(Data records for software interfaces)
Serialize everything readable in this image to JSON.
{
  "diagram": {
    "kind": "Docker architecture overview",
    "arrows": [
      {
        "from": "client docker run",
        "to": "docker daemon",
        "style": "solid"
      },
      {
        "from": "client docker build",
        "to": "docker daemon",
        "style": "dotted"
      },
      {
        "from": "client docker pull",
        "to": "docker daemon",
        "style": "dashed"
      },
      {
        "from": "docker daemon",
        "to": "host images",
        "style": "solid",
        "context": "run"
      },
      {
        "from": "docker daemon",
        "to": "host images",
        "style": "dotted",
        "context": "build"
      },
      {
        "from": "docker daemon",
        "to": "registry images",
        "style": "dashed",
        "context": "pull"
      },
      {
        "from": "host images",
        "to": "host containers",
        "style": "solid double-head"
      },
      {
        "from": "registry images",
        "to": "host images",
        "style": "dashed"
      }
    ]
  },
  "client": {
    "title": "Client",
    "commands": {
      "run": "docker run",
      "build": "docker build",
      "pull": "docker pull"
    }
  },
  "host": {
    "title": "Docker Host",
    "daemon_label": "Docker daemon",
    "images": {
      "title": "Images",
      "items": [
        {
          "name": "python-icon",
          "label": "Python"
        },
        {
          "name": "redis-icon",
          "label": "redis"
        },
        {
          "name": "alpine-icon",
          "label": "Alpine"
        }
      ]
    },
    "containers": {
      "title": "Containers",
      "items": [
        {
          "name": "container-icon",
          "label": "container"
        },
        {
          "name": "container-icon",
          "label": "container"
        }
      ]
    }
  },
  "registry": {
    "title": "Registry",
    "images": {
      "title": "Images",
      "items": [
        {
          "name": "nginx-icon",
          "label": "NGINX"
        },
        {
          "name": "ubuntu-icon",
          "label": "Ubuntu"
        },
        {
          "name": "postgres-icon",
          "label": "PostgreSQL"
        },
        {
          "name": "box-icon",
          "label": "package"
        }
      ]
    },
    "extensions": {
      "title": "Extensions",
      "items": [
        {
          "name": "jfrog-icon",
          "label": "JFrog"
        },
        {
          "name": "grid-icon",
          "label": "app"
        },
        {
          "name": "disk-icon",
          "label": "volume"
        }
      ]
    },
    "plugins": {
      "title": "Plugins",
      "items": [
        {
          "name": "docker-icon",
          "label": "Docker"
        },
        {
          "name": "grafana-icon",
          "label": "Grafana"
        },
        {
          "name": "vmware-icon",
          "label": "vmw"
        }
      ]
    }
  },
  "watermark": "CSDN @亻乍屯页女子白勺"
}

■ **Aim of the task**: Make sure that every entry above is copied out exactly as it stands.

■ **Exercise result**:
Serialize everything readable in this image to JSON.
{
  "diagram": {
    "kind": "Docker architecture overview",
    "arrows": [
      {
        "from": "client docker run",
        "to": "docker daemon",
        "style": "solid"
      },
      {
        "from": "client docker build",
        "to": "docker daemon",
        "style": "dotted"
      },
      {
        "from": "client docker pull",
        "to": "docker daemon",
        "style": "dashed"
      },
      {
        "from": "docker daemon",
        "to": "host images",
        "style": "solid",
        "context": "run"
      },
      {
        "from": "docker daemon",
        "to": "host images",
        "style": "dotted",
        "context": "build"
      },
      {
        "from": "docker daemon",
        "to": "registry images",
        "style": "dashed",
        "context": "pull"
      },
      {
        "from": "host images",
        "to": "host containers",
        "style": "solid double-head"
      },
      {
        "from": "registry images",
        "to": "host images",
        "style": "dashed"
      }
    ]
  },
  "client": {
    "title": "Client",
    "commands": {
      "run": "docker run",
      "build": "docker build",
      "pull": "docker pull"
    }
  },
  "host": {
    "title": "Docker Host",
    "daemon_label": "Docker daemon",
    "images": {
      "title": "Images",
      "items": [
        {
          "name": "python-icon",
          "label": "Python"
        },
        {
          "name": "redis-icon",
          "label": "redis"
        },
        {
          "name": "alpine-icon",
          "label": "Alpine"
        }
      ]
    },
    "containers": {
      "title": "Containers",
      "items": [
        {
          "name": "container-icon",
          "label": "container"
        },
        {
          "name": "container-icon",
          "label": "container"
        }
      ]
    }
  },
  "registry": {
    "title": "Registry",
    "images": {
      "title": "Images",
      "items": [
        {
          "name": "nginx-icon",
          "label": "NGINX"
        },
        {
          "name": "ubuntu-icon",
          "label": "Ubuntu"
        },
        {
          "name": "postgres-icon",
          "label": "PostgreSQL"
        },
        {
          "name": "box-icon",
          "label": "package"
        }
      ]
    },
    "extensions": {
      "title": "Extensions",
      "items": [
        {
          "name": "jfrog-icon",
          "label": "JFrog"
        },
        {
          "name": "grid-icon",
          "label": "app"
        },
        {
          "name": "disk-icon",
          "label": "volume"
        }
      ]
    },
    "plugins": {
      "title": "Plugins",
      "items": [
        {
          "name": "docker-icon",
          "label": "Docker"
        },
        {
          "name": "grafana-icon",
          "label": "Grafana"
        },
        {
          "name": "vmware-icon",
          "label": "vmw"
        }
      ]
    }
  },
  "watermark": "CSDN @亻乍屯页女子白勺"
}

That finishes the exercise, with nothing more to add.